In the fall, with the half-day kindergarten program, when I’m working outside my home I will have to drop my child for class at 8:30 a.m., pick him up again at 11:30 a.m. and bring him to a daycare.
That’s not nearly as bad as the months he’ll be in school in the afternoons. Then I will have to bring him to daycare in the morning, go to work for a few hours, pick him up after lunch, bring him to school for two hours — honestly, two hours — and then go pick him up again, bring him back to a daycare and then pick him up again to go home for supper.
Yes, there are day-care centres that will shuttle children around for you, but is that affordable for most young families? It is certainly not efficient.
And let’s not kid ourselves. A lot of parents with a child entering kindergarten have other children they have to care for, too. So even if the kindergarten child is in mornings, the parent still has to go back at 2:30 p.m. to pick up the child’s siblings. Or wake a baby from a nap to drag him out into the bitter cold.
I know certain readers will take offence to my references to mothers being the ones to care for the children, but in my circles it’s generally the mothers who take care of childcare arrangements.
My two-working-parents scenario failed to sway the minister. But that’s OK. I don’t condemn Jackman for deciding to put 2011’s early childhood education money where he did. In fact, I commend him for offering up a full hour of his time to hear what I had to say and respond to my questions.
He and I are passionate about different things. I, about full-day kindergarten; he, about getting tools into the hands of parents so they can educate babies and toddlers at home.

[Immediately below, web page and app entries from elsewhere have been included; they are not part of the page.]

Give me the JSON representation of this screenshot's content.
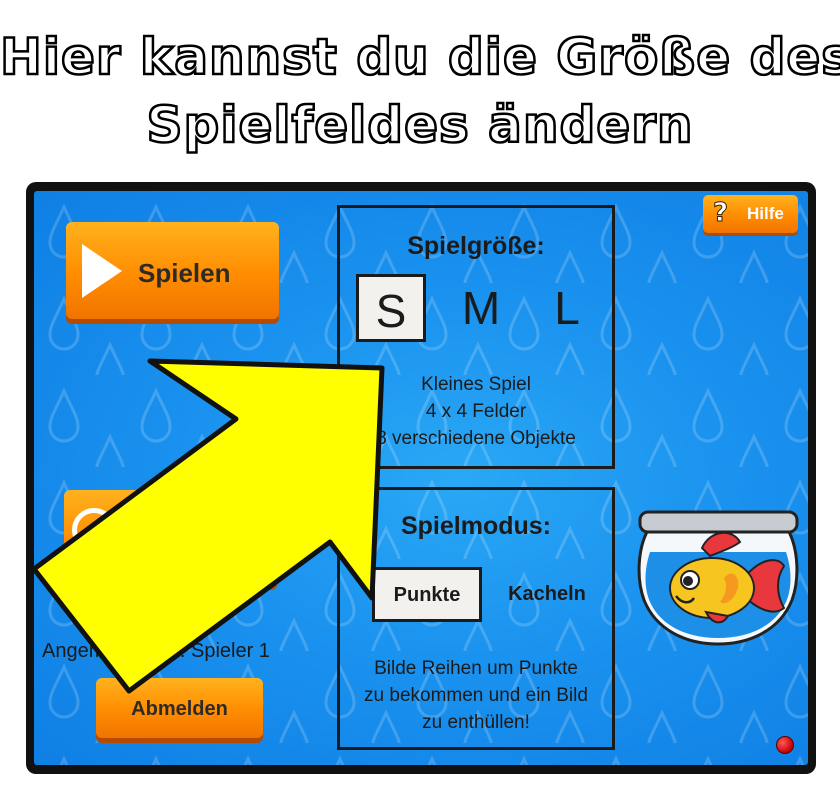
{
  "headline": {
    "line1": "Hier kannst du die Größe des",
    "line2": "Spielfeldes ändern"
  },
  "left": {
    "play_label": "Spielen",
    "logged_in_text": "Angemeldet als: Spieler 1",
    "logout_label": "Abmelden"
  },
  "help": {
    "icon": "?",
    "label": "Hilfe"
  },
  "size_panel": {
    "title": "Spielgröße:",
    "options": [
      "S",
      "M",
      "L"
    ],
    "selected": "S",
    "desc_line1": "Kleines Spiel",
    "desc_line2": "4 x 4 Felder",
    "desc_line3": "8 verschiedene Objekte"
  },
  "mode_panel": {
    "title": "Spielmodus:",
    "options": [
      "Punkte",
      "Kacheln"
    ],
    "selected": "Punkte",
    "desc_line1": "Bilde Reihen um Punkte",
    "desc_line2": "zu bekommen und ein Bild",
    "desc_line3": "zu enthüllen!"
  },
  "colors": {
    "background_blue": "#1a92ef",
    "button_orange": "#ff8c00",
    "arrow_yellow": "#ffff00",
    "panel_border": "#1b1b1b"
  },
  "icons": {
    "play": "play-triangle-icon",
    "help": "question-mark-icon",
    "fishbowl": "goldfish-bowl-icon",
    "indicator": "red-status-dot-icon",
    "overlay": "yellow-arrow-icon"
  }
}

Plenty of prep required
I know we’ve got a lot to do before full-day K can be introduced in Newfoundland and Labrador. It’s a huge amount of work that will take a great deal of planning and effort, and might even take longer than the time between two elections.
I know it’s unrealistic to suggest an hour’s meeting could convince the minister to divert $4.8 million away from a program that will be up and running with lots of material to wave in the air before the next call to the polls. Plus, what would $4.8 million buy? A few school renovations, at best.
Right now, there are approximately 180 schools in the province that offer kindergarten. Of those, 80-85 would require major renovations to make space for full-day K. Gander, for example, is blocked. Paradise would need an entirely new school. Well, we all know Paradise needs more than a school to cope with the population overload, but that’s a discussion for another column.
Even if funding were to come through for full-day kindergarten, according to the Department of Education no curriculum exists, so no pilot project could be carried out, let alone full implementation. It’s not a matter of simply borrowing a curriculum from another province.
But that’s my point. If Dr. No wants to stick around for a second term, we need to convince her that full-day kindergarten is an issue that is not going to go away.
We need to convince Mr. Money to allocate funding to assess the schools, make the infrastructure work, develop the curriculum, work out the collective bargaining issues and recruit and train the teachers.
That, combined with Charlene Johnson’s department increasing the number of daycare spots and the salary of daycare workers are the only things that will elevate the status of Newfoundland and Labrador on the nationwide comparison of early childhood education called The Early Years, where this province finished dead last.
“I would hope that the next assessment done in this province, even if there’s no full-day kindergarten, would show that … this government has made good decisions in supporting our children and you’d see a different result,” Jackman said before we wrapped up our meeting.
I’m not so sure that Newfoundland and Labrador will greatly improve its rating compared to the other provinces without even an attempt to introduce full-day K.
If I were education minister, I would fight tooth and nail to get funding for development of the full-day K pilot project and curriculum.
But like I said, that’s my dream, not his.
Susan Flanagan can be reached at firstname.lastname@example.org